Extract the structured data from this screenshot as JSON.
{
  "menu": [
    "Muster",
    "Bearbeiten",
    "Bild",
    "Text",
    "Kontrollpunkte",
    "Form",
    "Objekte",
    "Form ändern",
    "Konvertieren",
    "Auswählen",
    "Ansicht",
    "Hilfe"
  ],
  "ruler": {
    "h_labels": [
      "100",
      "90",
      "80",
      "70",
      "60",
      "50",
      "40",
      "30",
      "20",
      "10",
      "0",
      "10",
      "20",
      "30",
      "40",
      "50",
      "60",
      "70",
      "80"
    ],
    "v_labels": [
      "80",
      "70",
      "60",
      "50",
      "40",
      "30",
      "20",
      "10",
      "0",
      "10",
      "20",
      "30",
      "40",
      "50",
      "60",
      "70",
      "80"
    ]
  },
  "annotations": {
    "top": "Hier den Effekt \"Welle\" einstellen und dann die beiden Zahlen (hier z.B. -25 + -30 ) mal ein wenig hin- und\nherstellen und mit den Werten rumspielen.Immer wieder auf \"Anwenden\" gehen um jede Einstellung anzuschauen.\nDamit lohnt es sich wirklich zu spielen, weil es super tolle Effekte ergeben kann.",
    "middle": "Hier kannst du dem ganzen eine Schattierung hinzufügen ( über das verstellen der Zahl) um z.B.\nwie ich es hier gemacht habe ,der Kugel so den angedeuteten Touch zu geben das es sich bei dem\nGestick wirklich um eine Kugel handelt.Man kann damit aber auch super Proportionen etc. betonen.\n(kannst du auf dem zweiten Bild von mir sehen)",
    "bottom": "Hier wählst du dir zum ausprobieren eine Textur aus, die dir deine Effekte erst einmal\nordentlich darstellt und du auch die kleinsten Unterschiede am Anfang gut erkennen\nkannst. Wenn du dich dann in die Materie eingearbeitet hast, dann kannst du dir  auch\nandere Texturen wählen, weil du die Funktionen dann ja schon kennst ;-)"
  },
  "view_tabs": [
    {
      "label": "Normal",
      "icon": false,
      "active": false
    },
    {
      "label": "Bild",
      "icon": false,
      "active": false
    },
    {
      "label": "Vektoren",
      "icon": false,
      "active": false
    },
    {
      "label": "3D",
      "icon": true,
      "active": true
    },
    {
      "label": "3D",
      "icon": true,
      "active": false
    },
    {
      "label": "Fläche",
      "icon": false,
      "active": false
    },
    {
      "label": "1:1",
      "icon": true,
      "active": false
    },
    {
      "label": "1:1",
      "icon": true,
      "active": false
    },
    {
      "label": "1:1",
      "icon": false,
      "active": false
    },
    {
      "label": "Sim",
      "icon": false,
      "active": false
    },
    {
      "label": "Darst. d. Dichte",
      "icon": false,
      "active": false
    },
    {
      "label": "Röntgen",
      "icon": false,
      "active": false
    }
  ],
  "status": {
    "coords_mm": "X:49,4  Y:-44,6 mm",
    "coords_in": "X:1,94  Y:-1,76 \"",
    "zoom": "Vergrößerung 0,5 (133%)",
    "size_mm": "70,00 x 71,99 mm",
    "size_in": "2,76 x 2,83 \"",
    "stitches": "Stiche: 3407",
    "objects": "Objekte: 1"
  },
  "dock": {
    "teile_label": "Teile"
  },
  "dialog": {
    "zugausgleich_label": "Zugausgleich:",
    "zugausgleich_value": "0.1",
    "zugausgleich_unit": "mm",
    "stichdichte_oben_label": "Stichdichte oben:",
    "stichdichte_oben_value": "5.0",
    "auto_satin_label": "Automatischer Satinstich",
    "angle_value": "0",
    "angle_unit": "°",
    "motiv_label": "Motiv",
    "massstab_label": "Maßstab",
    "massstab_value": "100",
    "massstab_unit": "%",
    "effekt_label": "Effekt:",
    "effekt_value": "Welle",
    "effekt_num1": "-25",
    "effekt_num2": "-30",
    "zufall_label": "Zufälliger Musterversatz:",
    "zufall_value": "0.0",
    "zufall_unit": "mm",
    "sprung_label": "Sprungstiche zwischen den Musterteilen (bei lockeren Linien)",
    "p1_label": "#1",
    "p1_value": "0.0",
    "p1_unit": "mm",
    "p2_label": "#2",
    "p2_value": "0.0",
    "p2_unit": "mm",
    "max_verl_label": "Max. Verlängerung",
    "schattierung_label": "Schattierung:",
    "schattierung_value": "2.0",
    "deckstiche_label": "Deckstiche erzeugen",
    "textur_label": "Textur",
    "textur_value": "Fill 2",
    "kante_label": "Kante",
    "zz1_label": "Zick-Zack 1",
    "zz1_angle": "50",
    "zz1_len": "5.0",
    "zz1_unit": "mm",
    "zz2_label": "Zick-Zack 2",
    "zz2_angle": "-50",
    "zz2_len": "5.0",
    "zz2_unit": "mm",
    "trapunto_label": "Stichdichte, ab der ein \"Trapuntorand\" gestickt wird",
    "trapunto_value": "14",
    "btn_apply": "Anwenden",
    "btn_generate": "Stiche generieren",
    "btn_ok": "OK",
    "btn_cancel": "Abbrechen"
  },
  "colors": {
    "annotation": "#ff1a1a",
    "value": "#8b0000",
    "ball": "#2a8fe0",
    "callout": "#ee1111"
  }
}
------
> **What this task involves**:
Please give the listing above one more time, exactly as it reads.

> **Written solution**:
Extract the structured data from this screenshot as JSON.
{
  "menu": [
    "Muster",
    "Bearbeiten",
    "Bild",
    "Text",
    "Kontrollpunkte",
    "Form",
    "Objekte",
    "Form ändern",
    "Konvertieren",
    "Auswählen",
    "Ansicht",
    "Hilfe"
  ],
  "ruler": {
    "h_labels": [
      "100",
      "90",
      "80",
      "70",
      "60",
      "50",
      "40",
      "30",
      "20",
      "10",
      "0",
      "10",
      "20",
      "30",
      "40",
      "50",
      "60",
      "70",
      "80"
    ],
    "v_labels": [
      "80",
      "70",
      "60",
      "50",
      "40",
      "30",
      "20",
      "10",
      "0",
      "10",
      "20",
      "30",
      "40",
      "50",
      "60",
      "70",
      "80"
    ]
  },
  "annotations": {
    "top": "Hier den Effekt \"Welle\" einstellen und dann die beiden Zahlen (hier z.B. -25 + -30 ) mal ein wenig hin- und\nherstellen und mit den Werten rumspielen.Immer wieder auf \"Anwenden\" gehen um jede Einstellung anzuschauen.\nDamit lohnt es sich wirklich zu spielen, weil es super tolle Effekte ergeben kann.",
    "middle": "Hier kannst du dem ganzen eine Schattierung hinzufügen ( über das verstellen der Zahl) um z.B.\nwie ich es hier gemacht habe ,der Kugel so den angedeuteten Touch zu geben das es sich bei dem\nGestick wirklich um eine Kugel handelt.Man kann damit aber auch super Proportionen etc. betonen.\n(kannst du auf dem zweiten Bild von mir sehen)",
    "bottom": "Hier wählst du dir zum ausprobieren eine Textur aus, die dir deine Effekte erst einmal\nordentlich darstellt und du auch die kleinsten Unterschiede am Anfang gut erkennen\nkannst. Wenn du dich dann in die Materie eingearbeitet hast, dann kannst du dir  auch\nandere Texturen wählen, weil du die Funktionen dann ja schon kennst ;-)"
  },
  "view_tabs": [
    {
      "label": "Normal",
      "icon": false,
      "active": false
    },
    {
      "label": "Bild",
      "icon": false,
      "active": false
    },
    {
      "label": "Vektoren",
      "icon": false,
      "active": false
    },
    {
      "label": "3D",
      "icon": true,
      "active": true
    },
    {
      "label": "3D",
      "icon": true,
      "active": false
    },
    {
      "label": "Fläche",
      "icon": false,
      "active": false
    },
    {
      "label": "1:1",
      "icon": true,
      "active": false
    },
    {
      "label": "1:1",
      "icon": true,
      "active": false
    },
    {
      "label": "1:1",
      "icon": false,
      "active": false
    },
    {
      "label": "Sim",
      "icon": false,
      "active": false
    },
    {
      "label": "Darst. d. Dichte",
      "icon": false,
      "active": false
    },
    {
      "label": "Röntgen",
      "icon": false,
      "active": false
    }
  ],
  "status": {
    "coords_mm": "X:49,4  Y:-44,6 mm",
    "coords_in": "X:1,94  Y:-1,76 \"",
    "zoom": "Vergrößerung 0,5 (133%)",
    "size_mm": "70,00 x 71,99 mm",
    "size_in": "2,76 x 2,83 \"",
    "stitches": "Stiche: 3407",
    "objects": "Objekte: 1"
  },
  "dock": {
    "teile_label": "Teile"
  },
  "dialog": {
    "zugausgleich_label": "Zugausgleich:",
    "zugausgleich_value": "0.1",
    "zugausgleich_unit": "mm",
    "stichdichte_oben_label": "Stichdichte oben:",
    "stichdichte_oben_value": "5.0",
    "auto_satin_label": "Automatischer Satinstich",
    "angle_value": "0",
    "angle_unit": "°",
    "motiv_label": "Motiv",
    "massstab_label": "Maßstab",
    "massstab_value": "100",
    "massstab_unit": "%",
    "effekt_label": "Effekt:",
    "effekt_value": "Welle",
    "effekt_num1": "-25",
    "effekt_num2": "-30",
    "zufall_label": "Zufälliger Musterversatz:",
    "zufall_value": "0.0",
    "zufall_unit": "mm",
    "sprung_label": "Sprungstiche zwischen den Musterteilen (bei lockeren Linien)",
    "p1_label": "#1",
    "p1_value": "0.0",
    "p1_unit": "mm",
    "p2_label": "#2",
    "p2_value": "0.0",
    "p2_unit": "mm",
    "max_verl_label": "Max. Verlängerung",
    "schattierung_label": "Schattierung:",
    "schattierung_value": "2.0",
    "deckstiche_label": "Deckstiche erzeugen",
    "textur_label": "Textur",
    "textur_value": "Fill 2",
    "kante_label": "Kante",
    "zz1_label": "Zick-Zack 1",
    "zz1_angle": "50",
    "zz1_len": "5.0",
    "zz1_unit": "mm",
    "zz2_label": "Zick-Zack 2",
    "zz2_angle": "-50",
    "zz2_len": "5.0",
    "zz2_unit": "mm",
    "trapunto_label": "Stichdichte, ab der ein \"Trapuntorand\" gestickt wird",
    "trapunto_value": "14",
    "btn_apply": "Anwenden",
    "btn_generate": "Stiche generieren",
    "btn_ok": "OK",
    "btn_cancel": "Abbrechen"
  },
  "colors": {
    "annotation": "#ff1a1a",
    "value": "#8b0000",
    "ball": "#2a8fe0",
    "callout": "#ee1111"
  }
}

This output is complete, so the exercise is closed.